Last week, a 14-year-old girl in the care of Child, Youth and Family was found working in a Wellington brothel.
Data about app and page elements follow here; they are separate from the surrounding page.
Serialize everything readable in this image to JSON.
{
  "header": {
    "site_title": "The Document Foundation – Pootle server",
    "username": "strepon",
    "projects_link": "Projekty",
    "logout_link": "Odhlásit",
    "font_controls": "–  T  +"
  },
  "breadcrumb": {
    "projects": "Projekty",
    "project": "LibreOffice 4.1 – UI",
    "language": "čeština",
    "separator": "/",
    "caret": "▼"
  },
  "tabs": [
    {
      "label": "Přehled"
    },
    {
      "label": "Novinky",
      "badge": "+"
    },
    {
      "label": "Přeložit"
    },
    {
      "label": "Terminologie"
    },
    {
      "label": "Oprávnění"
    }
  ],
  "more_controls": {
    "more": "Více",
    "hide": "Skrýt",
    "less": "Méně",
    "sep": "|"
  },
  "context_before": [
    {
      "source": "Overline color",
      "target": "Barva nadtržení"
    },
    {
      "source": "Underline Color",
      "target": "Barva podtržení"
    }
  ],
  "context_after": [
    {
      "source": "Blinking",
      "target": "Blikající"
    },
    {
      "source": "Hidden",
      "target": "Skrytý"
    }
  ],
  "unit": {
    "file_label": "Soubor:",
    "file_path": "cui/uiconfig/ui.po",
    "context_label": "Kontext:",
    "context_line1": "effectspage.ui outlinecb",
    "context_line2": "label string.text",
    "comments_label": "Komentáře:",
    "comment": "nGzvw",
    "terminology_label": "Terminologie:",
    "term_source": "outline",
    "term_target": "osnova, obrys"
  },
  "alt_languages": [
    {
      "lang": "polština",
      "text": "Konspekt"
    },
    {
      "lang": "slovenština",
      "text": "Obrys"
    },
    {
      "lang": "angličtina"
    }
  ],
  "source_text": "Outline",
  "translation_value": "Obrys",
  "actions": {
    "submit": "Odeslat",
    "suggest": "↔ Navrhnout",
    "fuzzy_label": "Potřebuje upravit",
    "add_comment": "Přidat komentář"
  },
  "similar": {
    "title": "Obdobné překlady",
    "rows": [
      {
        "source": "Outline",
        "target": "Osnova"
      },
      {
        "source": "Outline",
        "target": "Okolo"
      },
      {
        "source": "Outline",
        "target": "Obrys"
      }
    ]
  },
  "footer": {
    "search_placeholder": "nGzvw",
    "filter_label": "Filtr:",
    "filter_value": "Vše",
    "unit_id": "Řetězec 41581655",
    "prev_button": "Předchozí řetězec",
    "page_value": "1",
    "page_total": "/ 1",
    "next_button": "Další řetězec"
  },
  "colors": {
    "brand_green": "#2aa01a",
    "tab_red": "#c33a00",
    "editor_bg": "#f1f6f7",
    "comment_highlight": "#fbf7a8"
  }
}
Two women, a brothel owner and a receptionist, appeared in Wellington District Court yesterday charged with having underage girls provide sex for payment.

There have been two convictions under the act in Christchurch, both relating to underage prostitution. 

Ecpat was asked by the Government to carry out research into the commercial exploitation of children in New Zealand following the Second World Congress Against Commercial Exploitation of Children in Yokohama in 2001.

A questionnaire distributed through massage parlours, escort agencies, private workers, street workers and former prostitutes focused on the first time payment was received for sex.

Of the 47 respondents, aged 15 to 47, only seven were living with both parents at the time they entered prostitution.  Two were living with their mother, one with an older sister and the rest were living with other relatives, friends or in foster homes.  Four stated they were living on the street.

The average age when "consenting sex" began was 13.5 years old, but some were as young as nine.  One woman was uncertain whether she had ever agreed to have sex.  The man who said he had consenting sex with another boy at the age of nine had been abused from a very young age.

Overall, 59 per cent of respondents said they had been sexually abused, while the rate among Maori sex workers was 74 per cent.

Maori were over-represented generally in sex work, making up 40 per cent of respondents, which means they are twice as likely to be involved in prostitution as the general population.

The age at which people began to receive payment for sexual activity ranged from under 10 to 17 years, with the average being 14.5 years.  One respondent said she had been paid for sex while at primary school.  Her father had coached her to have sex for money from a very early age.

"Young people who have experienced a high rate of abuse and who lack the guidance and security of a stable home could be very susceptible to suggestion from other people," the report stated.

The idea of prostitution was suggested to most of the respondents by others.  Even when they thought of it themselves, someone else set the price in all but two cases.  "The earlier trauma and disrupted psycho-social development of these young people would make them vulnerable when confronted with the social experience and predatory intentions of the sexual exploiter."

Over half described their first client as a businessman considerably older than themselves. 

"The adults who used them had more maturity, more social experience, were physically fully developed and brought considerable power to the situation."  Only half of the respondents said they always used condoms, and about a fifth used them occasionally or less.

Most had tried to get out of prostitution at some point but many ran out of  money.

Of the 13 respondents who managed to stop, four found other work, two went to prison, one found a boyfriend who was not a pimp and one became a Christian.

The report concluded that there was a need to provide better support and health care for young people in distressing home environments and for those who have been subjected to sexual violence.

"Enhancing family attachments may decrease early sexual behaviour and drug and alcohol abuse and allow healing to occur."

  "Multi-agency networking and an increase in law enforcement against those who use young people for commercial sexual activity would reduce this exploitation of young people."

Copyright © 2004 NZPA